- Ensure that your pages don’t contain duplicate content
As long as you abide by these directions, you should be able to create a high-quality, well-optimized sitemap for your website.
Mistakes to Avoid
There are, however, a number of mistakes that you should be wary of. It would be incredibly impractical for us to delve deeply into every single one of them, so we’ve decided to focus on just two.
These are different types of mistakes, yet both are quite regularly encountered, so you’ll benefit a lot from knowing to avoid them before you’ve even started working on your website sitemap.
Regular Changes of Modification Time

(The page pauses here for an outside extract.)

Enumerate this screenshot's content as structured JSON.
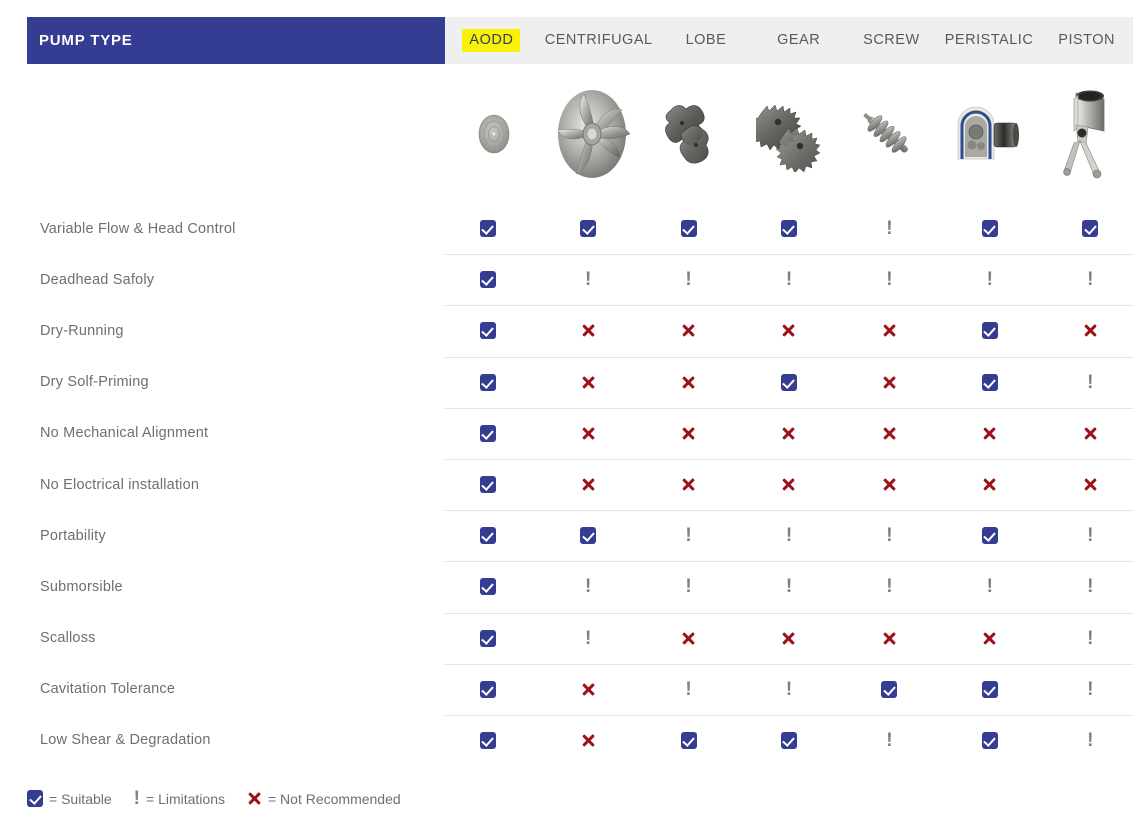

One thing that many people do in order to influence SEO is regularly changing the modification time stamps on their website sitemap content, thus "luring” search engine bots to reindex the website, resulting in its resurfacing.
At first glance, this may seem like a useful, sly idea, but it can prove to be counter-productive in the long run.
Crawlers will recognize if you’ve changed the modification time often, without actually changing your content, and will immediately tell why you’ve done it. If it comes to this, it will completely remove any date stamps from your website, thus reducing your SEO even more.
The "noindex” URL issue
The other thing to bear in mind is that you should regularly check whether the pages you include in your sitemap are labeled as "noindex
” or blocked pages.
Pages such as these are intentionally constructed so as not to be read and indexed by search engine crawlers.
By including them on a sitemap, you’re essentially wasting your crawling budget on links and pages which cannot be read or indexed. Thus why there’s no need for you to include such URLs on your sitemap if you do have them.
The Final Word on Sitemaps
Having said that, we’re ready to conclude our overview of sitemaps. As long as you know what type of website you have, what type of content it contains, and how regularly you’re updating it, you’ll know whether it needs a sitemap at all.
If so, just follow our tips as to how to create one and try not to fall for any of the mistakes we pointed out!